Are you considering starting a business of your own? Maybe you have a great idea for a product, or it is just time to venture out on your own with your professional services. No matter what has sparked your entrepreneurial urge, the road to getting your business up and running can be long and arduous. You are going to need to resign yourself to spending a lot of evenings and weekends taking care of details both large and small alike. Of course, there is also an element of risk inherent to entrepreneurship, and that risk is enough to scare many would-be business owners off from the prospect. One way in which you might think about mitigating such adversity is to form a limited liability partnership (LLP). By forming a partnership, you can go into business with like-minded individuals–maybe they are colleagues, friends, or family members–and lean on their knowledge and expertise. This can be especially beneficial if you and your partners all bring different strengths to the table.

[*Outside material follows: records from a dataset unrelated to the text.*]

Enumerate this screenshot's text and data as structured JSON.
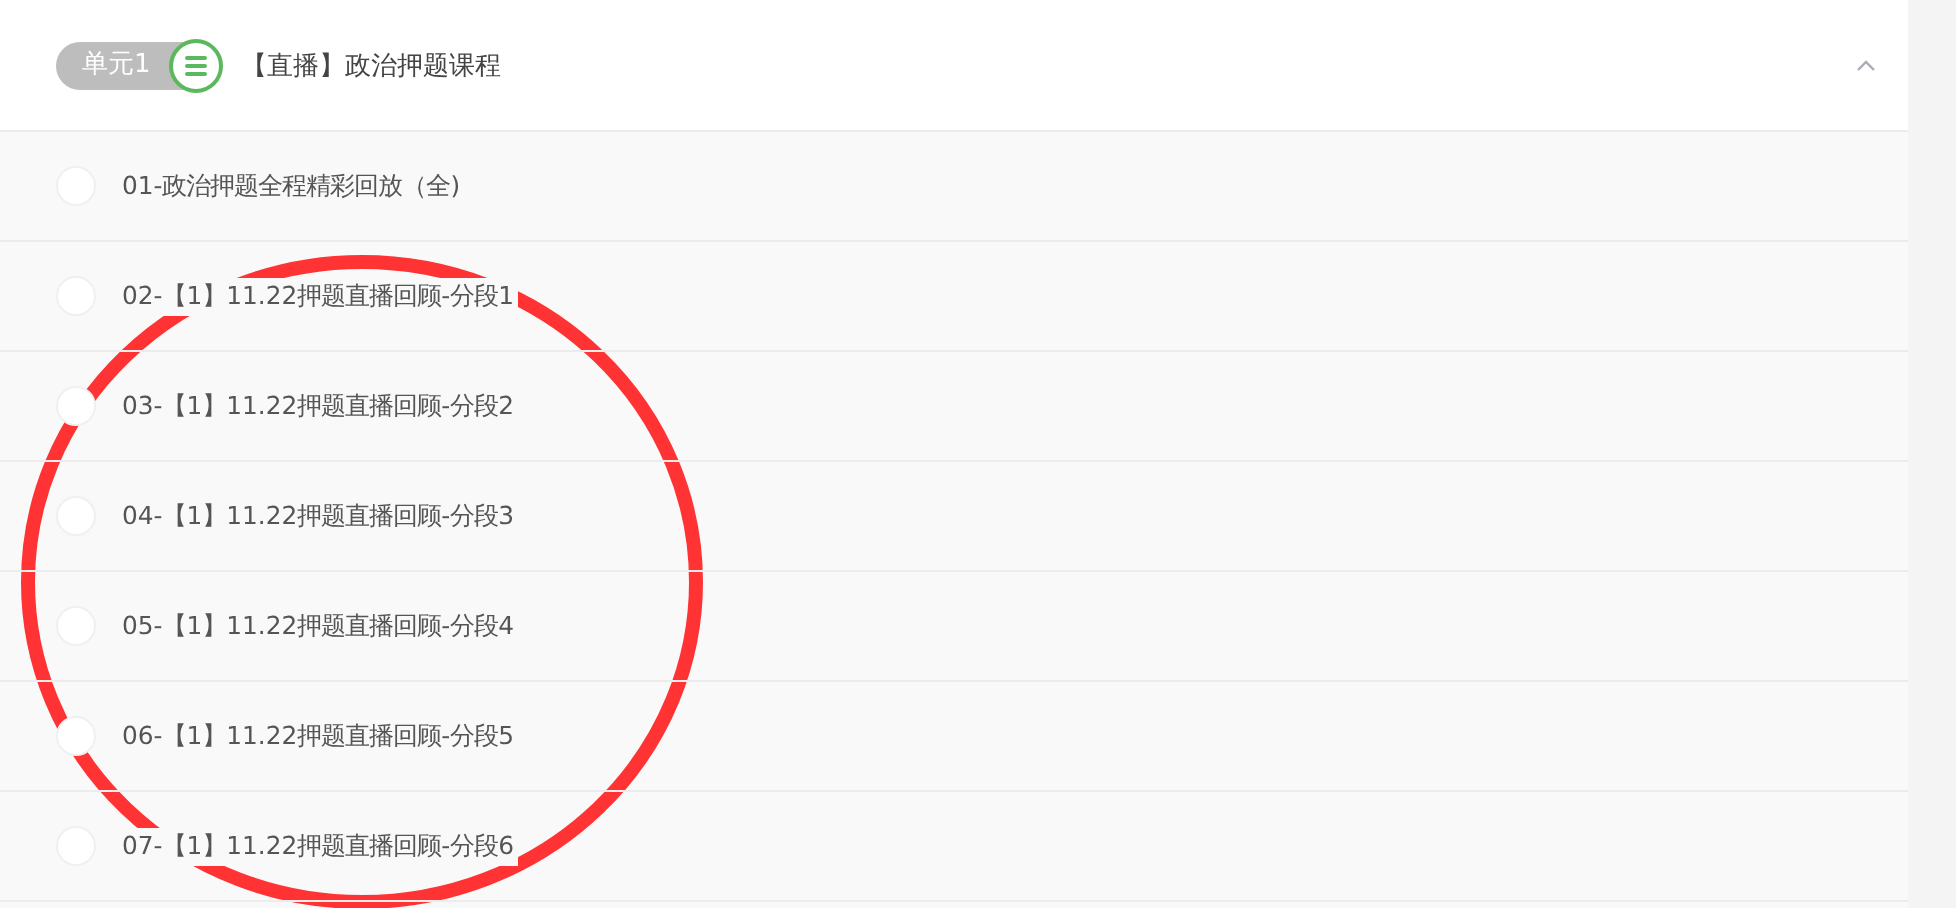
{
  "unit": {
    "badge": "单元1",
    "title": "【直播】政治押题课程",
    "expanded": true
  },
  "lessons": [
    {
      "title": "01-政治押题全程精彩回放（全)"
    },
    {
      "title": "02-【1】11.22押题直播回顾-分段1"
    },
    {
      "title": "03-【1】11.22押题直播回顾-分段2"
    },
    {
      "title": "04-【1】11.22押题直播回顾-分段3"
    },
    {
      "title": "05-【1】11.22押题直播回顾-分段4"
    },
    {
      "title": "06-【1】11.22押题直播回顾-分段5"
    },
    {
      "title": "07-【1】11.22押题直播回顾-分段6"
    }
  ]
}
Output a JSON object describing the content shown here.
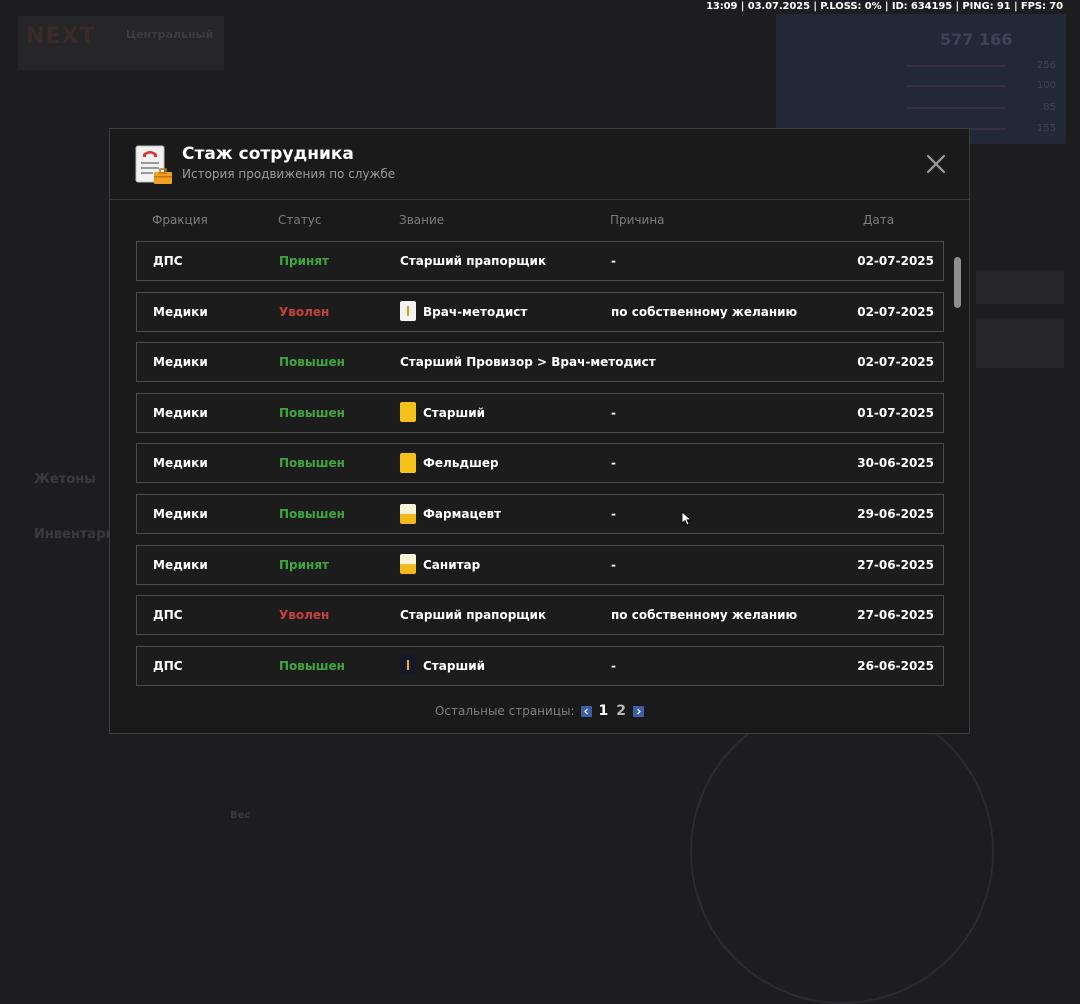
{
  "status_line": "13:09 | 03.07.2025 | P.LOSS: 0% | ID: 634195 | PING: 91 | FPS: 70",
  "background": {
    "logo_mark": "NEXT",
    "logo_text_1": "Центральный",
    "logo_text_2": "",
    "money": "577 166",
    "stats": [
      "256",
      "100",
      "85",
      "155"
    ],
    "label_tokens": "Жетоны",
    "label_inventory": "Инвентарь",
    "label_weight": "Вес"
  },
  "modal": {
    "title": "Стаж сотрудника",
    "subtitle": "История продвижения по службе",
    "icon": "document-briefcase-icon",
    "close_icon": "close-icon",
    "columns": {
      "faction": "Фракция",
      "status": "Статус",
      "rank": "Звание",
      "reason": "Причина",
      "date": "Дата"
    },
    "rows": [
      {
        "faction": "ДПС",
        "status": "Принят",
        "status_type": "green",
        "rank": "Старший прапорщик",
        "rank_icon": "none",
        "reason": "-",
        "date": "02-07-2025"
      },
      {
        "faction": "Медики",
        "status": "Уволен",
        "status_type": "red",
        "rank": "Врач-методист",
        "rank_icon": "white-dot",
        "reason": "по собственному желанию",
        "date": "02-07-2025"
      },
      {
        "faction": "Медики",
        "status": "Повышен",
        "status_type": "green",
        "rank": "Старший Провизор > Врач-методист",
        "rank_icon": "none",
        "reason": "",
        "date": "02-07-2025"
      },
      {
        "faction": "Медики",
        "status": "Повышен",
        "status_type": "green",
        "rank": "Старший",
        "rank_icon": "yellow",
        "reason": "-",
        "date": "01-07-2025"
      },
      {
        "faction": "Медики",
        "status": "Повышен",
        "status_type": "green",
        "rank": "Фельдшер",
        "rank_icon": "yellow",
        "reason": "-",
        "date": "30-06-2025"
      },
      {
        "faction": "Медики",
        "status": "Повышен",
        "status_type": "green",
        "rank": "Фармацевт",
        "rank_icon": "split",
        "reason": "-",
        "date": "29-06-2025"
      },
      {
        "faction": "Медики",
        "status": "Принят",
        "status_type": "green",
        "rank": "Санитар",
        "rank_icon": "split",
        "reason": "-",
        "date": "27-06-2025"
      },
      {
        "faction": "ДПС",
        "status": "Уволен",
        "status_type": "red",
        "rank": "Старший прапорщик",
        "rank_icon": "none",
        "reason": "по собственному желанию",
        "date": "27-06-2025"
      },
      {
        "faction": "ДПС",
        "status": "Повышен",
        "status_type": "green",
        "rank": "Старший",
        "rank_icon": "navy",
        "reason": "-",
        "date": "26-06-2025"
      }
    ],
    "pager": {
      "label": "Остальные страницы:",
      "pages": [
        "1",
        "2"
      ],
      "current": "1",
      "prev_icon": "chevron-left-icon",
      "next_icon": "chevron-right-icon"
    }
  },
  "colors": {
    "status_green": "#3fa63f",
    "status_red": "#c4413a",
    "pager_arrow": "#3c5fa6"
  }
}
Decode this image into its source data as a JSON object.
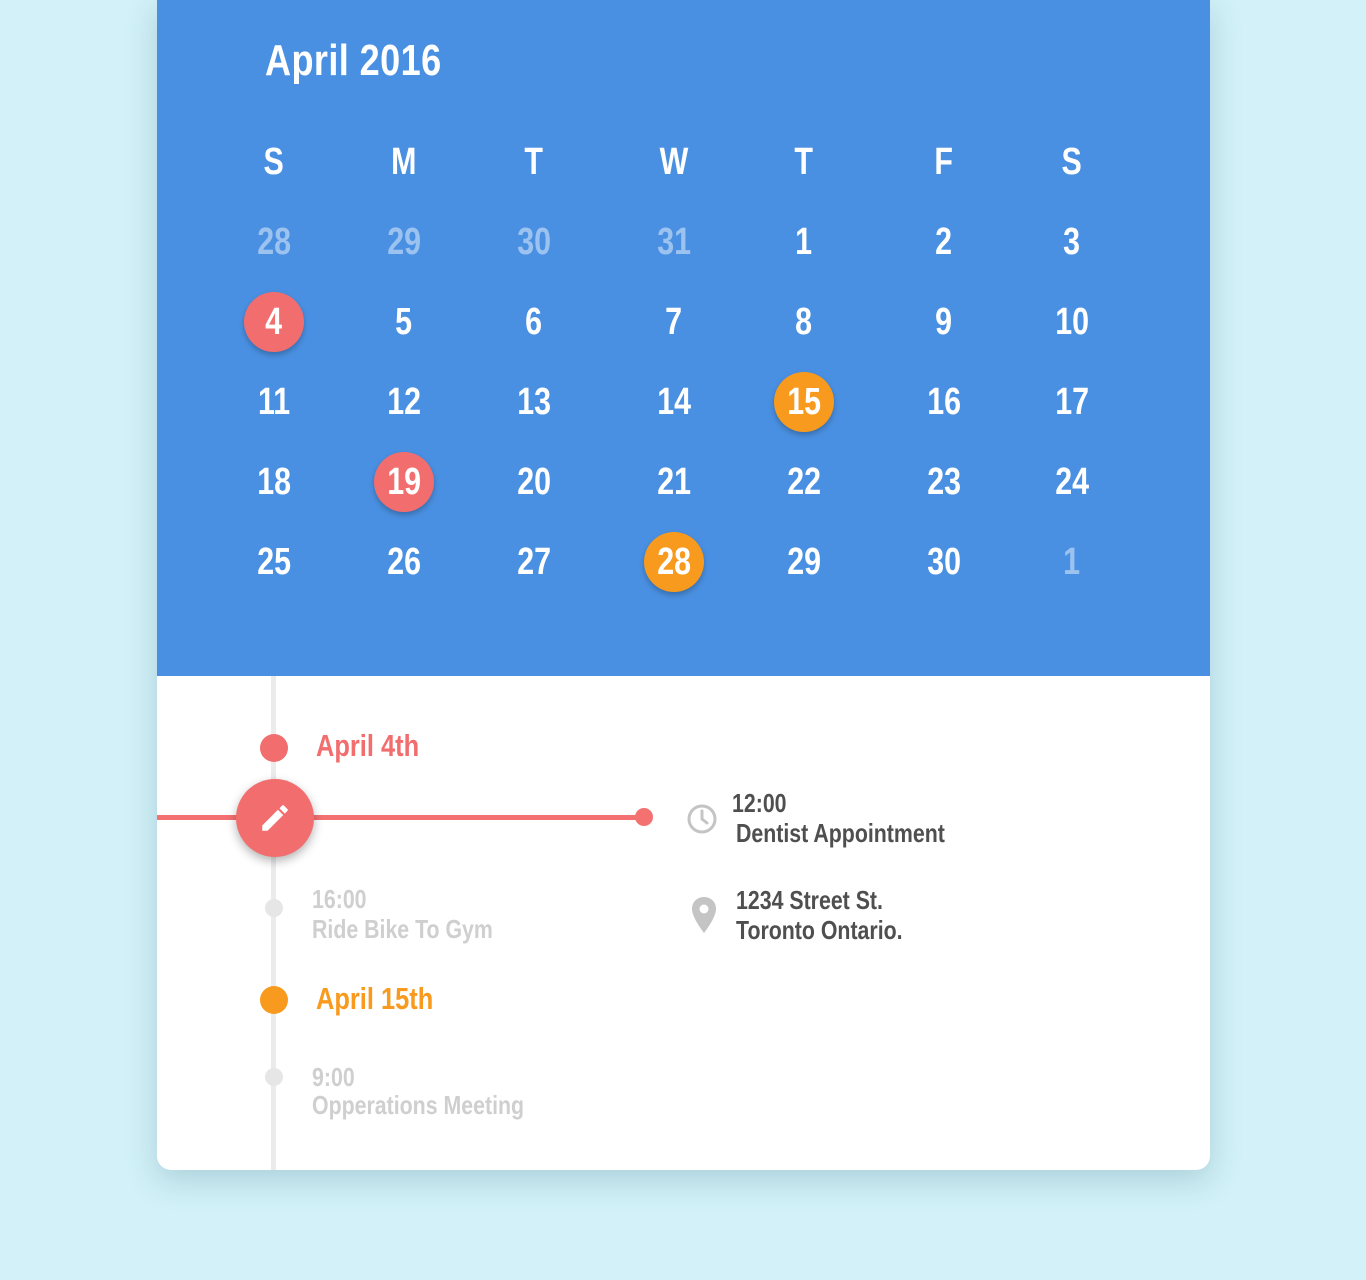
{
  "calendar": {
    "month_title": "April 2016",
    "weekdays": [
      "S",
      "M",
      "T",
      "W",
      "T",
      "F",
      "S"
    ],
    "weeks": [
      [
        {
          "d": "28",
          "dim": true
        },
        {
          "d": "29",
          "dim": true
        },
        {
          "d": "30",
          "dim": true
        },
        {
          "d": "31",
          "dim": true
        },
        {
          "d": "1"
        },
        {
          "d": "2"
        },
        {
          "d": "3"
        }
      ],
      [
        {
          "d": "4",
          "mark": "red"
        },
        {
          "d": "5"
        },
        {
          "d": "6"
        },
        {
          "d": "7"
        },
        {
          "d": "8"
        },
        {
          "d": "9"
        },
        {
          "d": "10"
        }
      ],
      [
        {
          "d": "11"
        },
        {
          "d": "12"
        },
        {
          "d": "13"
        },
        {
          "d": "14"
        },
        {
          "d": "15",
          "mark": "orange"
        },
        {
          "d": "16"
        },
        {
          "d": "17"
        }
      ],
      [
        {
          "d": "18"
        },
        {
          "d": "19",
          "mark": "red"
        },
        {
          "d": "20"
        },
        {
          "d": "21"
        },
        {
          "d": "22"
        },
        {
          "d": "23"
        },
        {
          "d": "24"
        }
      ],
      [
        {
          "d": "25"
        },
        {
          "d": "26"
        },
        {
          "d": "27"
        },
        {
          "d": "28",
          "mark": "orange"
        },
        {
          "d": "29"
        },
        {
          "d": "30"
        },
        {
          "d": "1",
          "dim": true
        }
      ]
    ]
  },
  "colors": {
    "header_bg": "#4a90e2",
    "red": "#f26d6d",
    "orange": "#f79a1e",
    "dim_text": "#9cc2f0",
    "muted_text": "#cfcfcf",
    "dark_text": "#4f4f4f"
  },
  "agenda": {
    "groups": [
      {
        "date": "April 4th",
        "color": "red",
        "events": [
          {
            "time": "16:00",
            "name": "Ride Bike To Gym"
          }
        ]
      },
      {
        "date": "April 15th",
        "color": "orange",
        "events": [
          {
            "time": "9:00",
            "name": "Opperations Meeting"
          }
        ]
      }
    ],
    "active_event": {
      "time": "12:00",
      "name": "Dentist Appointment",
      "address_line1": "1234 Street St.",
      "address_line2": "Toronto Ontario."
    },
    "icons": {
      "edit": "pencil-icon",
      "time": "clock-icon",
      "location": "map-pin-icon"
    }
  }
}
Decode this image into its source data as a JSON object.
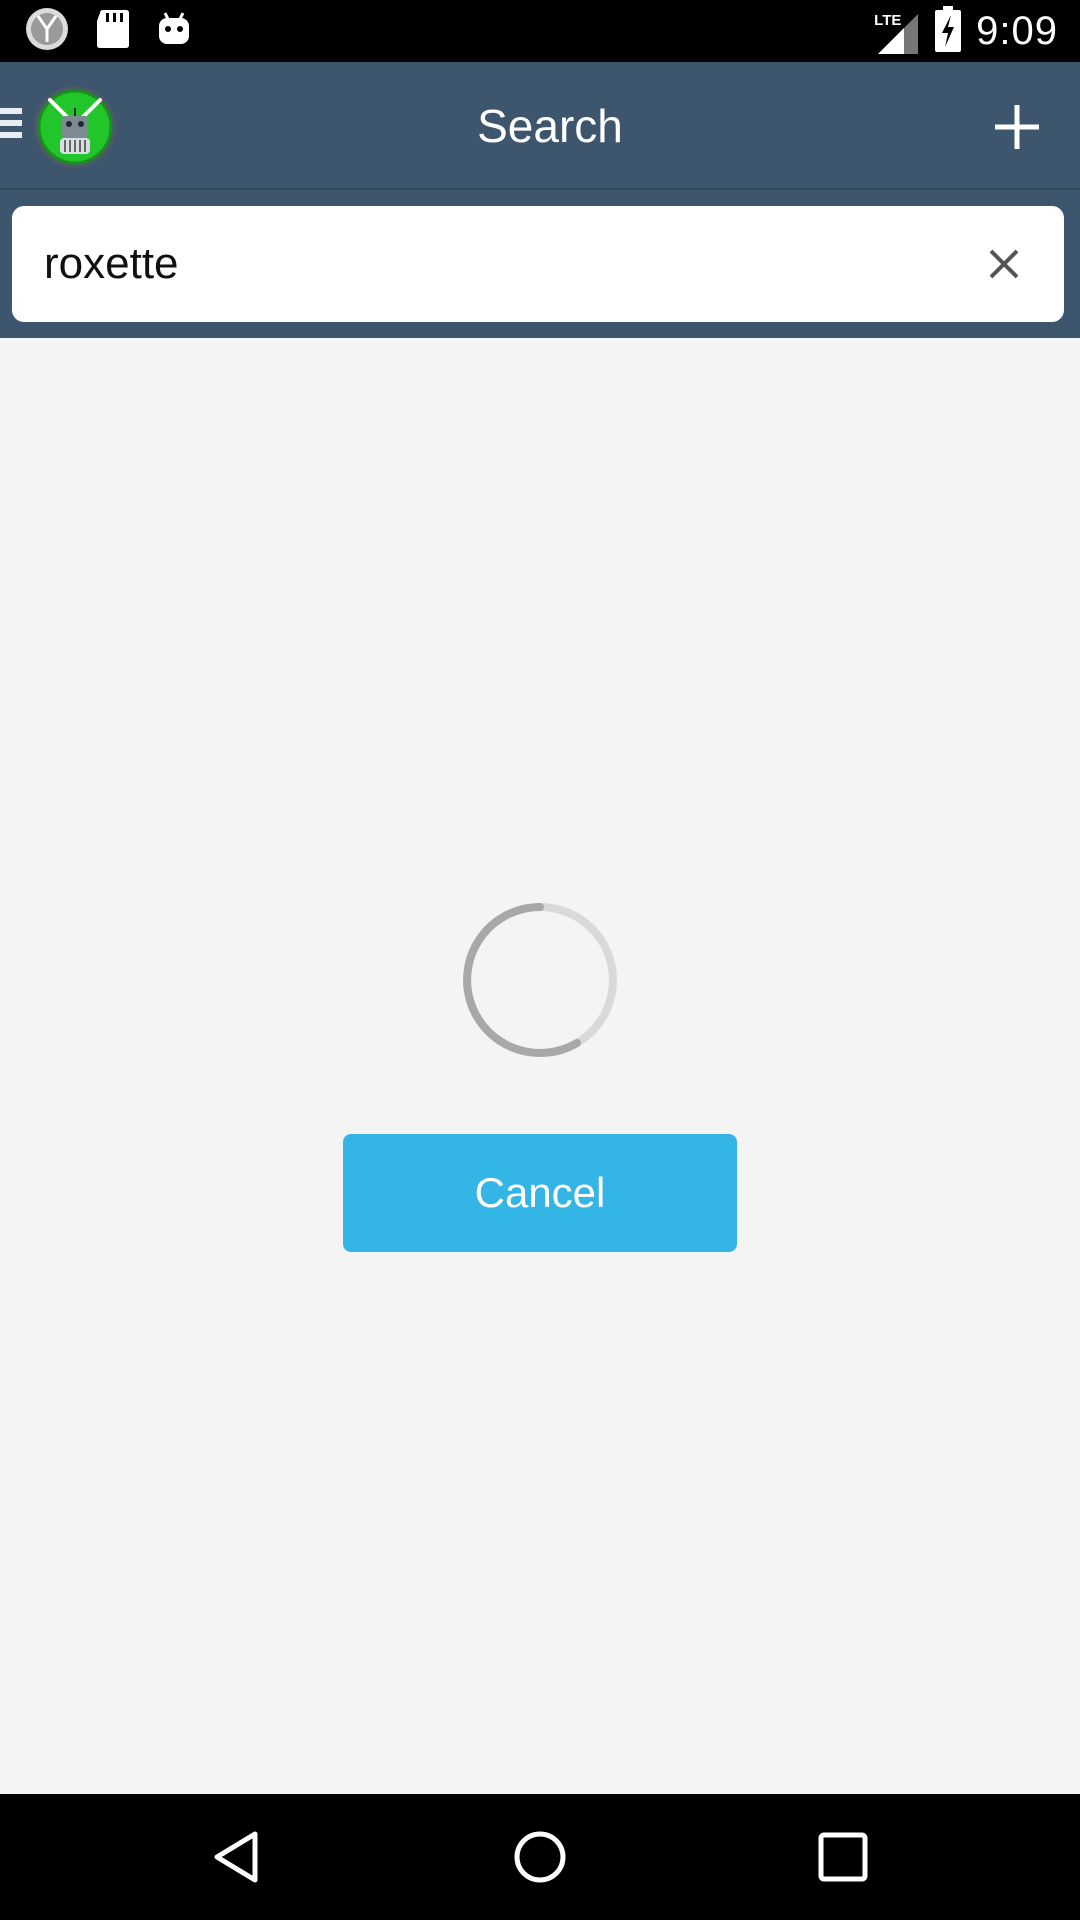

You may be wondering, in the business world, what constitutes a partnership? Well, there are different levels and layers to the concept of working with a partner. The most basic version of this concept is the general partnership (GP). This technically occurs any time two or more people venture into a business together. A GP does not require any formal paperwork, and it can sometimes be consummated with a handshake or verbal agreement. Some GPs will opt to draft a profit-sharing agreement, so as to give themselves a bit more protection and legality. A limited liability partnership is essentially an extension of a GP, though with a few more layers, and for individuals in certain professions, they can make a lot of sense.
What is a Limited Liability Partnership?
There are a number of different ways in which you can legally structure a business. For certain smaller operations, a sole proprietorship will suffice. Others will opt to form a limited liability company (LLC). For organizations focused on growth, a corporate structure can be a logical choice. When deciding what is right for your business, it is important to think about your goals and concerns. For instance, if you are looking to keep your tax liability low, an LLC or LLP may be a sound choice.
An LLP essentially separates your business as its own legal entity. Very similar to an LLC, you can create an LLP relatively easily, and there is not much required in the way of maintenance. Your annual reporting requirements for an LLP will vary depending on your state, and it is worth noting that LLPs are not available everywhere. One key draw to creating an LLP is that it grants you and your partners the protection of limited liability. This means that in the event your organization is sued or faces bankruptcy, the partners will be able to shield their personal assets from any legal action. To put it in more simple terms, you will not need to worry about losing your home or 401k in the event that your business is sued. While this protection is offered similarly in an LLC, the difference here is that in an LLP, a negligent partner can be found liable. As an example, if one doctor in a medical practice commits some sort of malfeasance, it will not bring down the whole business if they are found liable.
This sort of targeted accountability system makes LLPs uniquely appealing to licensed professionals. Physicians, attorneys, architects, and accountants tend to favor the LLP as a business structure. In Nevada and California, licensed professionals are only allowed to create LLPs, and are precluded from other structures.
In an LLP, you will also benefit from “flow-through” status with the Internal Revenue Service (IRS). With this designation, profits earned by your business are not subject to taxation until they pass through to the individual partners, who will then pay personal income taxes. This structure, in a sense, allows you to circumvent “double” taxation.
Forming Your LLP Online
Again, the rules vary a bit from state to state, but in general, there is a process to go about when forming an LLP. You will first need to select a name–most states require you to choose a name that is not already registered. You should then designate a registered agent. The role of that individual is to receive all legal correspondence on behalf of your business. Then, it is time to file your articles of organization. This document should include some basic information about your business and the partners involved and is typically processed by your Secretary of State’s office.
At Corporation Center, we can help you process your LLP paperwork online. Simply select your state from our side navigation and you will be brought to an easy-to-fill web form. To learn more, check out our Frequently Asked Questions page, or visit our site.